Data about app and page elements
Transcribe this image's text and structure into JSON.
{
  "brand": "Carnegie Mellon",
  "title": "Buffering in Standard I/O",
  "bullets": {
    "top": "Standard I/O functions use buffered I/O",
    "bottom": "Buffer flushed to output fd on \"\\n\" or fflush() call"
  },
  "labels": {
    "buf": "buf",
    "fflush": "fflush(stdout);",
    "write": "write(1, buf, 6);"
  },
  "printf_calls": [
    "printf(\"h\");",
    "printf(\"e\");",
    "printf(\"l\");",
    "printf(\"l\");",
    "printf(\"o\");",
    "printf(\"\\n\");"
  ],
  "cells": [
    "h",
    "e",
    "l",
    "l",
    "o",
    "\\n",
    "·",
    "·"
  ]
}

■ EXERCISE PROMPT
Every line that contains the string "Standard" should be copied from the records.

■ SOLUTION FOR THIS TASK
  "title": "Buffering in Standard I/O",
    "top": "Standard I/O functions use buffered I/O",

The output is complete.